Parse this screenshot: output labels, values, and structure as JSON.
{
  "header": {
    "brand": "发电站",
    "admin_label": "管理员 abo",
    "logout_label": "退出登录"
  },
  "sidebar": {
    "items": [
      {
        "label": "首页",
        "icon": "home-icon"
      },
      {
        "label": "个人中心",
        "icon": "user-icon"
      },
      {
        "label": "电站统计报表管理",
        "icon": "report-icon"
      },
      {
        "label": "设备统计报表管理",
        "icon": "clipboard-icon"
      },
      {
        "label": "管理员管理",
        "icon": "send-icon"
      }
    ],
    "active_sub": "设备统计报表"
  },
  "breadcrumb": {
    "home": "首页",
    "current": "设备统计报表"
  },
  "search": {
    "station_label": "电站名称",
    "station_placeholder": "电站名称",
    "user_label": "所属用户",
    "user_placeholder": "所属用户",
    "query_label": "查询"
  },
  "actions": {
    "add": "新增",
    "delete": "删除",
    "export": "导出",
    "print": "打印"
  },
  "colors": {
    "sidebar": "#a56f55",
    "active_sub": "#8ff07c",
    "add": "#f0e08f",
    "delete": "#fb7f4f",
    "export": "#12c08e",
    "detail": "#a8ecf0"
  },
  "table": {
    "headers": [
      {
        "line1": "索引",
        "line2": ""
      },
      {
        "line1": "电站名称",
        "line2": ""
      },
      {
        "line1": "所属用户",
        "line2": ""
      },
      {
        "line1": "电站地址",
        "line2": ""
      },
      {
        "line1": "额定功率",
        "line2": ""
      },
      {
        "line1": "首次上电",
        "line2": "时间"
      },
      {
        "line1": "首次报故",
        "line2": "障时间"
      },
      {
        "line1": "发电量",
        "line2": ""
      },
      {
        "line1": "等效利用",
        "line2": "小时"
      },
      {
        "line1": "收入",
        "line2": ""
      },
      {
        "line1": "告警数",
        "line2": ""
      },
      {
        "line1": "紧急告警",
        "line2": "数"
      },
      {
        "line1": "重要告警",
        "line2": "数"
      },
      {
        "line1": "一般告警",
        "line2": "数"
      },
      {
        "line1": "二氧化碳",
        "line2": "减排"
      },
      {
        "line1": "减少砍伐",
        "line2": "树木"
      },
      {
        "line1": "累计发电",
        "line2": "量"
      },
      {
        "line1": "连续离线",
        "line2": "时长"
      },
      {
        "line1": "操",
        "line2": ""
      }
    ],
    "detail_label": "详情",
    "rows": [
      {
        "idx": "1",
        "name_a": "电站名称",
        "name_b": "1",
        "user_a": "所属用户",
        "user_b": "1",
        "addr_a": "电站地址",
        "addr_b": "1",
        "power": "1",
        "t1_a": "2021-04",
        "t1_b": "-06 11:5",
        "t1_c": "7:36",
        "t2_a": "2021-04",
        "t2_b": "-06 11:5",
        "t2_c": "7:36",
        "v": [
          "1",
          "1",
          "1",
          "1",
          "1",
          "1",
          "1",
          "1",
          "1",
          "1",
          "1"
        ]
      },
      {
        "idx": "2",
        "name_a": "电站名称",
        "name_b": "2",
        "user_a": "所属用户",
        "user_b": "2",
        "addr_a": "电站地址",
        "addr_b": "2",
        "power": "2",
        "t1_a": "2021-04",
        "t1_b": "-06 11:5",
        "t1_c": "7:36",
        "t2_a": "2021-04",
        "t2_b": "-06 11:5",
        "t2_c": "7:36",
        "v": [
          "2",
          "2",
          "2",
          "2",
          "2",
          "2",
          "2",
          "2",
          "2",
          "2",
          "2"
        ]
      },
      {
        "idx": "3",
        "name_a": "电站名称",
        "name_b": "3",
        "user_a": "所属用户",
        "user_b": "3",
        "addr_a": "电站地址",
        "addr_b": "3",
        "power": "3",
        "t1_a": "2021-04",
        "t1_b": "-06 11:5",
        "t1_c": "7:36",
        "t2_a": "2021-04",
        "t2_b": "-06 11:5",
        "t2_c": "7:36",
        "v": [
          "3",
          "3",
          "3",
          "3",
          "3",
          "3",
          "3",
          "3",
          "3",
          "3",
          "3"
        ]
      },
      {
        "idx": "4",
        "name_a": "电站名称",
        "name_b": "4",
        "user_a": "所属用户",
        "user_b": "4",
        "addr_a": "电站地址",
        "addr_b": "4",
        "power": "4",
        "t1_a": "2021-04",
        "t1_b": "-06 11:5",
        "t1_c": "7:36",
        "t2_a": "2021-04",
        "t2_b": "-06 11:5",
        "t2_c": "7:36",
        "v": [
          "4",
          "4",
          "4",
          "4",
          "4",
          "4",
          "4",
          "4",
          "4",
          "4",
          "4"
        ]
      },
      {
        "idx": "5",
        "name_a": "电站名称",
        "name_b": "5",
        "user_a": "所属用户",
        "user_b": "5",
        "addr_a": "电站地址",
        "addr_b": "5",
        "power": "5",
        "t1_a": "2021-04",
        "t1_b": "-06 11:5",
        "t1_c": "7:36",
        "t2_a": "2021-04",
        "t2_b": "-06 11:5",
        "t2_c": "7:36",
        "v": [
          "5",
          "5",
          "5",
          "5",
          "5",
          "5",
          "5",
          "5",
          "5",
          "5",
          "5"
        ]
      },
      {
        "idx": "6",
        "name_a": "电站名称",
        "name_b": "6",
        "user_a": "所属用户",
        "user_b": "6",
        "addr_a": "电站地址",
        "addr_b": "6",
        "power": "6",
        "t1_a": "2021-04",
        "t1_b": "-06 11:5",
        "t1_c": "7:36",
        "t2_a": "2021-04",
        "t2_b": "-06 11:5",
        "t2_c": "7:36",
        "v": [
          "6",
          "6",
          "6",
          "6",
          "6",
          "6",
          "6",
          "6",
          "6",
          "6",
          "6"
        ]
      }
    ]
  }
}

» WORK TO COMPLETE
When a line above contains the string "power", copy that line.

» ANSWER SECTION
        "power": "1",
        "power": "2",
        "power": "3",
        "power": "4",
        "power": "5",
        "power": "6",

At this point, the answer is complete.